Since we already had a Robot Inside, we wanted to give people a glimpse into the other things that were going Inside of Mobile+Positive.
Between January and April 2012, Dan Flanegan and I collaborated on a series of educational mini-stories for mobile advertising. The problem at the time that was that media salespeople had to sell mobile advertising, but many didn’t know much about it.
The goal was to give media salespeople knowledge that they could assimilate & use immediately after reading each story.
This video describes the circular design concept for the domain keychain search engine we invented in 2010.
In the world of data mining, computers are known as Robots.
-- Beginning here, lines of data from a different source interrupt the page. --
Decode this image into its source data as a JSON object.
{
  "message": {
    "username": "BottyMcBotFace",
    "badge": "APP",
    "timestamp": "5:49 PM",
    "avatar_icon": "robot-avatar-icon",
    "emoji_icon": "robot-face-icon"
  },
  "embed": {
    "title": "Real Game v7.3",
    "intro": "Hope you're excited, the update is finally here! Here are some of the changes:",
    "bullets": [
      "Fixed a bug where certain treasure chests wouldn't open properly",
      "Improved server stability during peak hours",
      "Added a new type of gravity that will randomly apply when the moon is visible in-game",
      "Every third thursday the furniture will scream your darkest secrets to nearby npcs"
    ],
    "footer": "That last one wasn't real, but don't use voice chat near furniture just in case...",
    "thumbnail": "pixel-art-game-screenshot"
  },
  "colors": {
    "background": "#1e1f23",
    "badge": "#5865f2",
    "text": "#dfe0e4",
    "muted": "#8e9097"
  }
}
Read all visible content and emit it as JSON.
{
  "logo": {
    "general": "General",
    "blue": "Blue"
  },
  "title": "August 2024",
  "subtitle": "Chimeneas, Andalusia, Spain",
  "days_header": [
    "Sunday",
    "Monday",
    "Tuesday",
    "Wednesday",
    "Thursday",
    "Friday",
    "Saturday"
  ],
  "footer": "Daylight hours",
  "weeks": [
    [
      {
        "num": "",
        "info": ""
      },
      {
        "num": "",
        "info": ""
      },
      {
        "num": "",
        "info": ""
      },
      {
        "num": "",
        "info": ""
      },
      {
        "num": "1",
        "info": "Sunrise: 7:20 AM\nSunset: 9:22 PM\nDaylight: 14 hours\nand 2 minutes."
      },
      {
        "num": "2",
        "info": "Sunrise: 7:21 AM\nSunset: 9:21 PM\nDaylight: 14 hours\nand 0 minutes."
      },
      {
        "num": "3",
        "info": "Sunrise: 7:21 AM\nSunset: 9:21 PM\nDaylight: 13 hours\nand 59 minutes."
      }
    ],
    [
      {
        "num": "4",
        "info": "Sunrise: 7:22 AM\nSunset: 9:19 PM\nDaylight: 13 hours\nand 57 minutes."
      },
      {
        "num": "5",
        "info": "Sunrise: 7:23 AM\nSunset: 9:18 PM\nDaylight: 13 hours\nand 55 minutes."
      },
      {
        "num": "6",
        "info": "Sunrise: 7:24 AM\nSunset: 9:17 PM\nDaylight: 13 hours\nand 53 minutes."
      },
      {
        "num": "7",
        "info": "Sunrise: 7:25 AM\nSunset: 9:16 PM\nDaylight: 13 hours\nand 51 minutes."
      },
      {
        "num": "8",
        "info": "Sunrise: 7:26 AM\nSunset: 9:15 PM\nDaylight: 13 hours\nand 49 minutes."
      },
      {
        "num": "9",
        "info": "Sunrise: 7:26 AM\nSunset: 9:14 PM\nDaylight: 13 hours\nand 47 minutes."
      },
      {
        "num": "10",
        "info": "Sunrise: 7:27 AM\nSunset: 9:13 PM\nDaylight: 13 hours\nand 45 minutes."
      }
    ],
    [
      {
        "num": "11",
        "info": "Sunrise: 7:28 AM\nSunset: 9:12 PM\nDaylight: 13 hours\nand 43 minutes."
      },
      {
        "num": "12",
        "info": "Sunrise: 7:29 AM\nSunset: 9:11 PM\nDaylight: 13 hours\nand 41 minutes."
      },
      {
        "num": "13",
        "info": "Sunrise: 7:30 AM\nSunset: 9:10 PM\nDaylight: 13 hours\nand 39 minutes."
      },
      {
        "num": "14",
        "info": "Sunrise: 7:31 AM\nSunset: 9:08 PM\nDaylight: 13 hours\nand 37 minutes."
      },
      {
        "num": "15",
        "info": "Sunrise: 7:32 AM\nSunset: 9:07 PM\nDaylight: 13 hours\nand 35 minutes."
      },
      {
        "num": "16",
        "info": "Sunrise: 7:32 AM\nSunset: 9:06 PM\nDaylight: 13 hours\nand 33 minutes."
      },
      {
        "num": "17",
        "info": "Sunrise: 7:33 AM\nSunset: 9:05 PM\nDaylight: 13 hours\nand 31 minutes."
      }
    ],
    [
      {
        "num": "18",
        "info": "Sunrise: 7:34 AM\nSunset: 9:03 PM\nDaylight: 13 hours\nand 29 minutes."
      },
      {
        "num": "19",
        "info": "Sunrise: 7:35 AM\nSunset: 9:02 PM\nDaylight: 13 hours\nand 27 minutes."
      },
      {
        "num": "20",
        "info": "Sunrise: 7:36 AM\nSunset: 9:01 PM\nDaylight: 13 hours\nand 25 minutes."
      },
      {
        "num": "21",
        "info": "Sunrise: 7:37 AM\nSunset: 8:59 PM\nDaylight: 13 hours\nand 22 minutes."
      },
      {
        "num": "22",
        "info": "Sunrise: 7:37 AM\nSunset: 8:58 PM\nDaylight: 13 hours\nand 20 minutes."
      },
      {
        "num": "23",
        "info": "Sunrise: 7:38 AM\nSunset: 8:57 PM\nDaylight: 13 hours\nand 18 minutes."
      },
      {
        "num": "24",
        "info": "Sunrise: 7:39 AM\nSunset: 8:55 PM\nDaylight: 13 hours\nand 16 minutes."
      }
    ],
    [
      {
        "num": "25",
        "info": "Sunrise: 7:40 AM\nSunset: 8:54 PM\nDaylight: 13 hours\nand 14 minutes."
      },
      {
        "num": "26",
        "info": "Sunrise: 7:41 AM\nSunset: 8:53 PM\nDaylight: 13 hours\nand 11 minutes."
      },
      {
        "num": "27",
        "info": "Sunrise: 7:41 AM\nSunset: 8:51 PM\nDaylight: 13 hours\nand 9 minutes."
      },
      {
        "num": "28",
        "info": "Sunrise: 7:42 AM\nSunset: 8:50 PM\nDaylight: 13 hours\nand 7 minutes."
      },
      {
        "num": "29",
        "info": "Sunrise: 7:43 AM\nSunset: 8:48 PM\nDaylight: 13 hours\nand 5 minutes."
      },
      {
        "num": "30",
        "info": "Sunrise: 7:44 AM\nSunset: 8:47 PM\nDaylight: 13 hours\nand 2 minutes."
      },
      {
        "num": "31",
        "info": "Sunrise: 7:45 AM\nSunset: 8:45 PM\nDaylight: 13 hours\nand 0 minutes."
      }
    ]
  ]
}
TRIM+P (see definition #4) arose from the need to explain the complicated functions that Mobile+Positive performed in a simple fashion.
The idea that Alek and I had was demonstrate the benefits of Mobile+Positive through story. This actually how I met Mark Leggett. I searched the web through and through for someone who not only designed the style that I wanted, but also had a great sense of humor.
We started with a background for our Twitter page. TRIM+P needed a setting, a place where the user could picture him doing all the data mining and crunching for Mobile+Positive…
Mobile+Positive was designed to help ad salespeople predict which companies needed to purchase mobile advertising media. The benefit to the salesperson would be spending less time with lookers–and more time with buyers.
The TENS Number stands for Tree Electronic Numbering System.
The TENS Number is a 10 digit number designed to identify a company. What made it different than a DUNS number is the TENS number could be looked up by any of a company’s domains.
In June 2010, we finished the mobile intelligence report.
It was a sales tool for my mobile agency. We were building mobile websites, and we needed to show marketers that their current websites didn’t look so good on mobile. Hence, the need to hire us!
Today I published a one sheet that I’m proud of. It covers how a business can respond to negative reviews online.
In this one sheet, I introduce an acronym, R.E.S.T. It reminds you to be relaxed, empathetic, specific and trustworthy when responding to a bad review online. Special thanks to Logan Lidster for contributing your insights about how to respond to a review and to Nicholas MacConnell for encouraging me to develop an acronym.
What I like most about this piece is that so many complicated lessons have been boiled down into a single sheet of paper that’s understandable and catchy. I guess all those years of brain training are paying off, huh Nic?
I also created a slideshow for the R.E.S.T. method. Hosted by Slideshare.